Upon reaching the final base, your guide will give you a small paper indicating his name so that you know which horse to go to after descending from top of Mount Bromo. One will need to walk a little bit to reach the 250 steps that lead to the top of Mount Bromo. Depending on your luck, the queue going up and down might be a bit slower as some people really can’t go up on faster pace. Patient is the key here, take time, one step at a time and be considerate to the elders. There are some vendors selling drinks and light snacks but there is no toilet or anything similar to that in this area, so be prepared!
There are 2 sides, one for going up and the other one is for people to descend. However, some adventurous visitors will simply ‘create’ a third lane by pushing themselves climbing the vertical sandy surface.

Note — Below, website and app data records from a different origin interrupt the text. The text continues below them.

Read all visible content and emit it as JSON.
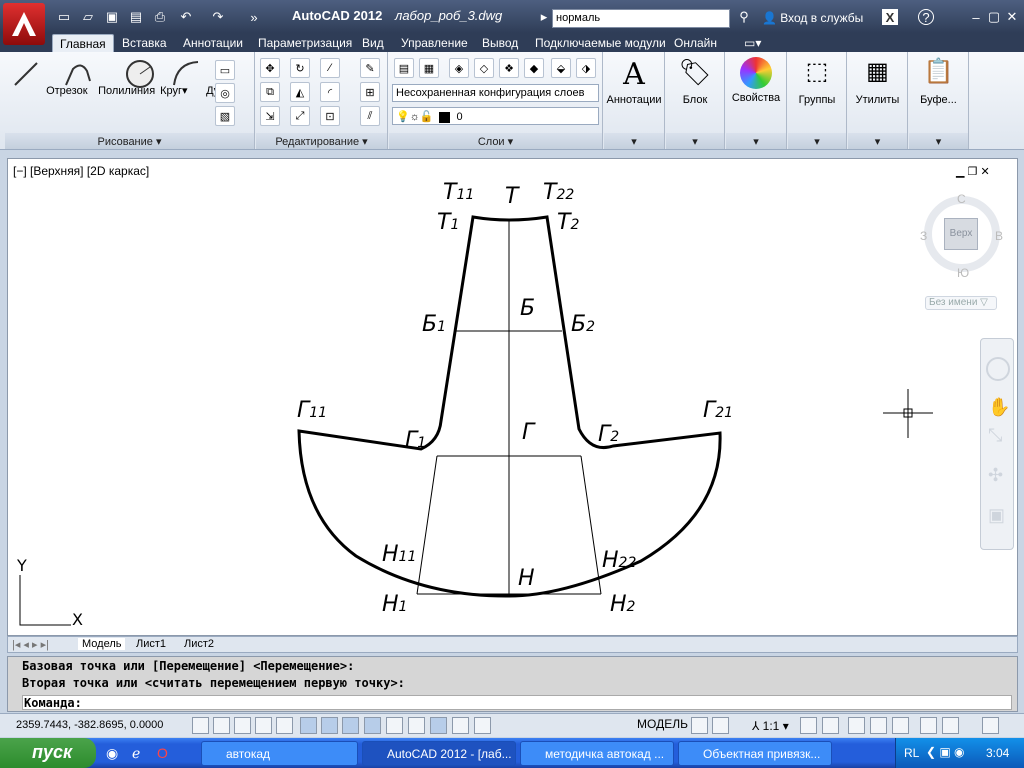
{
  "window": {
    "app_title": "AutoCAD 2012",
    "file_title": "лабор_роб_3.dwg",
    "search_value": "нормаль",
    "login_label": "Вход в службы"
  },
  "ribbon_tabs": [
    "Главная",
    "Вставка",
    "Аннотации",
    "Параметризация",
    "Вид",
    "Управление",
    "Вывод",
    "Подключаемые модули",
    "Онлайн"
  ],
  "draw_panel": {
    "title": "Рисование",
    "tools": [
      "Отрезок",
      "Полилиния",
      "Круг",
      "Дуга"
    ]
  },
  "modify_panel": {
    "title": "Редактирование"
  },
  "layers_panel": {
    "title": "Слои",
    "layer_state": "Несохраненная конфигурация слоев",
    "current_layer": "0"
  },
  "big_panels": [
    "Аннотации",
    "Блок",
    "Свойства",
    "Группы",
    "Утилиты",
    "Буфе..."
  ],
  "viewport": {
    "label": "[−] [Верхняя] [2D каркас]",
    "viewcube": {
      "top": "Верх",
      "north": "С",
      "south": "Ю",
      "west": "З",
      "east": "В"
    },
    "ucs_button": "Без имени",
    "ucs_x": "X",
    "ucs_y": "Y"
  },
  "drawing_labels": {
    "T11": {
      "main": "Т",
      "sub": "11"
    },
    "T": {
      "main": "Т",
      "sub": ""
    },
    "T22": {
      "main": "Т",
      "sub": "22"
    },
    "T1": {
      "main": "Т",
      "sub": "1"
    },
    "T2": {
      "main": "Т",
      "sub": "2"
    },
    "B": {
      "main": "Б",
      "sub": ""
    },
    "B1": {
      "main": "Б",
      "sub": "1"
    },
    "B2": {
      "main": "Б",
      "sub": "2"
    },
    "G11": {
      "main": "Г",
      "sub": "11"
    },
    "G21": {
      "main": "Г",
      "sub": "21"
    },
    "G": {
      "main": "Г",
      "sub": ""
    },
    "G1": {
      "main": "Г",
      "sub": "1"
    },
    "G2": {
      "main": "Г",
      "sub": "2"
    },
    "H11": {
      "main": "Н",
      "sub": "11"
    },
    "H22": {
      "main": "Н",
      "sub": "22"
    },
    "H": {
      "main": "Н",
      "sub": ""
    },
    "H1": {
      "main": "Н",
      "sub": "1"
    },
    "H2": {
      "main": "Н",
      "sub": "2"
    }
  },
  "layout_tabs": [
    "Модель",
    "Лист1",
    "Лист2"
  ],
  "command": {
    "line1": "Базовая точка или [Перемещение] <Перемещение>:",
    "line2": "Вторая точка или <считать перемещением первую точку>:",
    "prompt": "Команда:"
  },
  "status": {
    "coords": "2359.7443, -382.8695, 0.0000",
    "model": "МОДЕЛЬ",
    "scale": "1:1"
  },
  "taskbar": {
    "start": "пуск",
    "tasks": [
      "автокад",
      "AutoCAD 2012 - [лаб...",
      "методичка автокад ...",
      "Объектная привязк..."
    ],
    "lang": "RL",
    "clock": "3:04"
  }
}
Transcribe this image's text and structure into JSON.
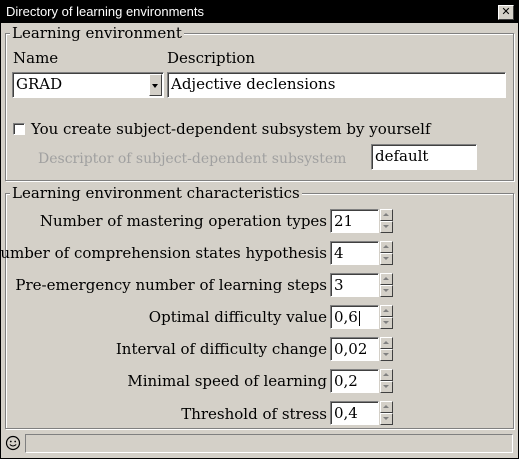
{
  "window": {
    "title": "Directory of learning environments",
    "close_glyph": "✕"
  },
  "env_group": {
    "legend": "Learning environment",
    "name_label": "Name",
    "description_label": "Description",
    "name_value": "GRAD",
    "description_value": "Adjective declensions",
    "checkbox_label": "You create subject-dependent subsystem by yourself",
    "checkbox_checked": false,
    "descriptor_label": "Descriptor of subject-dependent subsystem",
    "descriptor_value": "default"
  },
  "char_group": {
    "legend": "Learning environment characteristics",
    "fields": [
      {
        "label": "Number of mastering operation types",
        "value": "21"
      },
      {
        "label": "Number of comprehension states hypothesis",
        "value": "4"
      },
      {
        "label": "Pre-emergency number of learning steps",
        "value": "3"
      },
      {
        "label": "Optimal difficulty value",
        "value": "0,6"
      },
      {
        "label": "Interval of difficulty change",
        "value": "0,02"
      },
      {
        "label": "Minimal speed of learning",
        "value": "0,2"
      },
      {
        "label": "Threshold of stress",
        "value": "0,4"
      }
    ]
  },
  "status": {
    "icon": "smiley-icon",
    "text": ""
  }
}
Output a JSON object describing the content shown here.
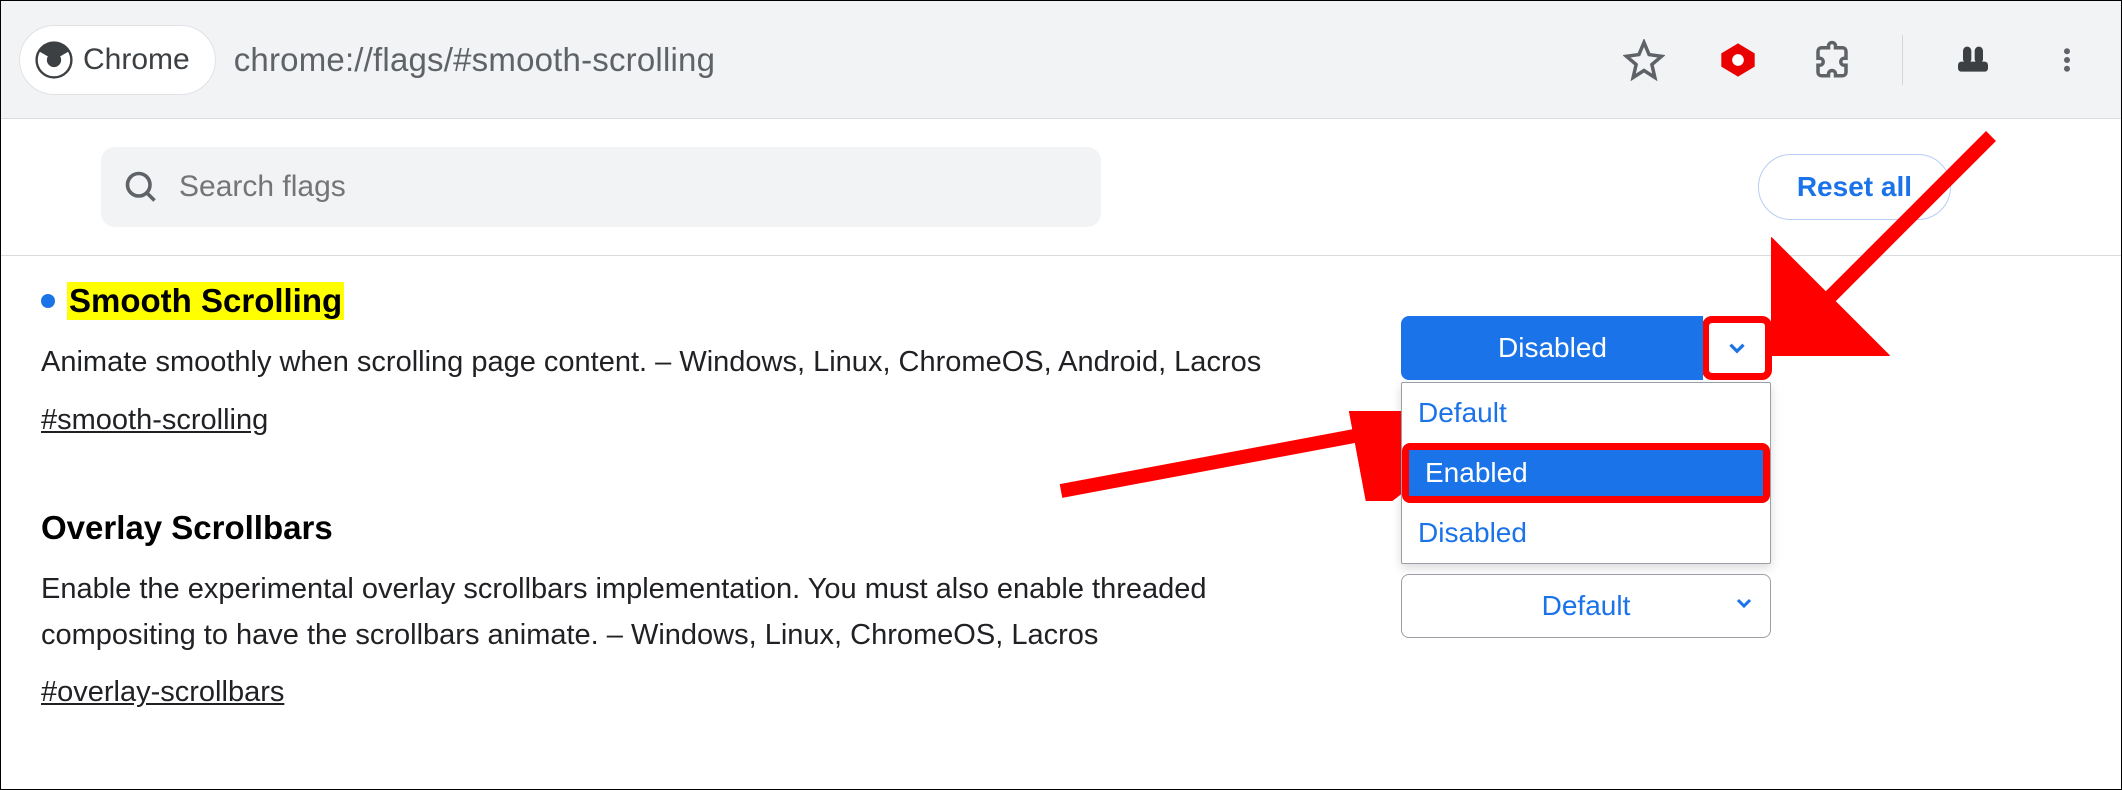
{
  "addressbar": {
    "app_label": "Chrome",
    "url": "chrome://flags/#smooth-scrolling"
  },
  "toolbar": {
    "search_placeholder": "Search flags",
    "reset_all_label": "Reset all"
  },
  "flags": {
    "smooth": {
      "title": "Smooth Scrolling",
      "desc": "Animate smoothly when scrolling page content. – Windows, Linux, ChromeOS, Android, Lacros",
      "tag": "#smooth-scrolling",
      "select": {
        "current": "Disabled",
        "options": {
          "0": "Default",
          "1": "Enabled",
          "2": "Disabled"
        },
        "highlighted": "Enabled"
      }
    },
    "overlay": {
      "title": "Overlay Scrollbars",
      "desc": "Enable the experimental overlay scrollbars implementation. You must also enable threaded compositing to have the scrollbars animate. – Windows, Linux, ChromeOS, Lacros",
      "tag": "#overlay-scrollbars",
      "select": {
        "current": "Default"
      }
    }
  }
}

At times, you may get to see people running down on ‘another lane’, fun but a bit dangerous. If you want to avoid the crowd, visit this place near to noon where most visitors are at their respective hotels already.
Though it is not cold up here (well, a little bit), it is advisable to wear something that ably to cover your hair, face and especially eyes. There are sand floating all over and eventually it will make you a little uncomfortable. Bring a scarf, sunglasses or anything that will protect you from that flying sand (from the volcano). Don’t look up too much otherwise your face will get sandy!
On the Top of Mount Bromo
Words cannot describe exactly the beauty of this place as well as the excitement, fear and curiosity. Here is a short video that we recorded while we’re on the edge of Mount Bromo. Beautiful but terrifying as well! Don’t stay too long here or you will have problems later with all the sand in the air that will be dropping gradually all over you. Mind your steps, watch where you are going and be considerate to other visitors. During peak time, it might be hard to move around so use common sense.
Photo below shows the crater of Mount Bromo. No one wish to be inside that crater so be careful with your steps. It’s generally safe on the top/edge but still play it safe when maneuvering and balancing your steps.
Visitors are of course happy to be able to be nearer to the edge as the view is breathtaking!
The brave Monk we must say, confidently balancing his way to the other side as the path is quite narrow. To his left is quite a steep fall as shown in the photo below. If you are bringing young children, do pay attention to them!
There is another small worship area that is sacred for the Hindus, as shown in the photo below. Please respect the sacred site and most importantly don’t be too over excited when exploring the area. Again stay safe while enjoying the magnificent view of Mount Bromo.
While we do keep repeating about taking care of your own safety, we didn’t mean to say that this place is dangerous. It is worth visiting for its amazing view, we’re just suggesting that you use common sense while being here. Respect the culture and be nice to everyone.
Next Entry-Part 3
(Savannah Bromo/Bukit Teletubis)
In the next entry, we will be revealing our experience at the Savannah which is located just next to Mount Bromo. This place is uniquely different from what you see on Mount Bromo, it’s one big green area near a mountainous wall of the caldera that features some beautiful rolling hills with a lot of vegetation (mostly grass). This place sometimes nicknamed as Bukit Teletubbies, named after their similar characteristics or resemblance to the neat green hills appearing in the famous television show The Teletubbies.